Espinoza bites right down to the bone of Smith’s trademark broken-vocal holding. This hurts most on “The Hidden Track”, as he croons “dooow…hoooown” (as in “Keep it dooow…hoooown”) numerous times. Also see “All They Ever Do is Taa-haa-oowalk” for an even lower-grade Smith spin-off. Espinoza would impress as a soft-styled sound-alike if this album could be removed from its “tribute” context. Given that this album was publicized under the pretense that “Espinoza and Smith were neighbours, and this album is dedicated to Smith’s memory and frequently about him,” one would figure that the Earlimart folks would back that up with some fingerpoint-proof material. As it stands, Espiott takes the predictably disappointing low road through fanboyville with cruise-controlled caricatures of one of indie rock’s most deified stars. Note: I’m not critiquing Elliott Smith’s vocal style, but Aaron Espinoza’s well-intentioned, too-attached borrowing thereof.

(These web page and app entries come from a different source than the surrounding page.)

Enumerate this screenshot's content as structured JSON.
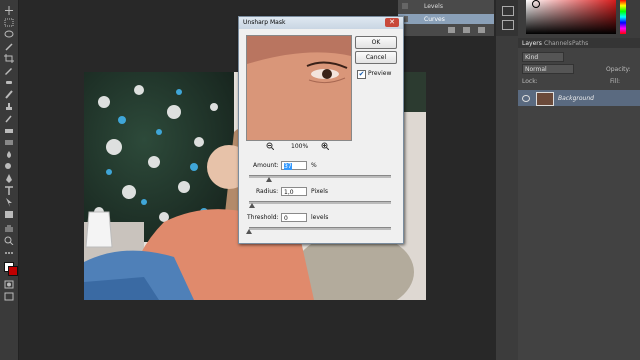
{
  "history": {
    "items": [
      {
        "label": "Levels"
      },
      {
        "label": "Curves"
      }
    ]
  },
  "layers_panel": {
    "tabs": [
      {
        "label": "Layers"
      },
      {
        "label": "Channels"
      },
      {
        "label": "Paths"
      }
    ],
    "kind_label": "Kind",
    "blend_mode": "Normal",
    "opacity_label": "Opacity:",
    "lock_label": "Lock:",
    "fill_label": "Fill:",
    "layers": [
      {
        "name": "Background"
      }
    ]
  },
  "dialog": {
    "title": "Unsharp Mask",
    "ok_label": "OK",
    "cancel_label": "Cancel",
    "preview_label": "Preview",
    "preview_checked": true,
    "zoom": "100%",
    "amount": {
      "label": "Amount:",
      "value": "37",
      "unit": "%",
      "level": 0.14
    },
    "radius": {
      "label": "Radius:",
      "value": "1,0",
      "unit": "Pixels",
      "level": 0.02
    },
    "threshold": {
      "label": "Threshold:",
      "value": "0",
      "unit": "levels",
      "level": 0.0
    }
  },
  "colors": {
    "accent_blue": "#3399ff",
    "foreground": "#ffffff",
    "background": "#c00000"
  }
}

And this would be forgivable if Espinoza had the poisonous personality required to pull off the airy-fairy-evil that Smith perfected. But that just ain’t happenin’, and the lack is largely in the lyrics. On “Unintentional Tape Manipulation” Espinoza clobbers “You found yourself / some mental health / but don’t forget to write / and stay home at night.” What is this!? Is Espinoza Dear Abby, finally getting around to answering one of Smith’s requests for advice from his first bout with alcohol? A less-pummeling approach would have employed those ol’ songwriter tricks of tact, insight, subtle suggestion, and blanks left to be filled-in by the listener. By contrast, Espinoza says “Good, you’re off the booze, now do your homework and be home before the streetlights come on, junkie.” I mean, Jesus, check the name of the last song on the tracklist and try not to vomit on your keyboard.
This album is not a lost cause. The production is handled deftly and reveals some beautiful surprises. There are a number of rich, tightly-packed crescendos that feature wonderful pop smoothies of strings, synths, layered guitars and even some chopped-up percussion. Fairchild leads sounds from precisely identifiable angles and pans them into harmonious collisions at their junctures. These moments are so effective and compelling that they smother the vapid, generic lyrics on their respective songs. The problem is that the gates to these gardens are usually guarded by acoustic introductions that spotlight Espinoza’s poetic failings. His voice is pretty, but sometimes too sweet, and you can’t help but get the feeling that an album full of restrained oohs/ahs with no actual enunciation would have come off more poignant than the After School Special he turns out. His motivation is indeed noble, but his execution is wanting. And, to take one step back again, I’m sure I did hear “Lost On Yer Merry Way” on both “Sounds” and “A Bell and a Whistle”. But by the latter I was actually trying to hate, so don’t quote me.
Treble and Tremble’s ties to Smith were well publicized. It was released three weeks before Basement on a Hill and sounds like a Smith/Grandaddy studio session (good thing) with filler lyrics penned that morning before coffee (bad thing). Considering all this, it is impossible for this record to escape a heavy burden of expectation. I will give credit to Earlimart for accomplishing one of their purposes: they have elucidated what a fantastic talent and remarkable person Elliott Smith was. It’s unfortunate, however, that this was accomplished not by tribute, but by contrast.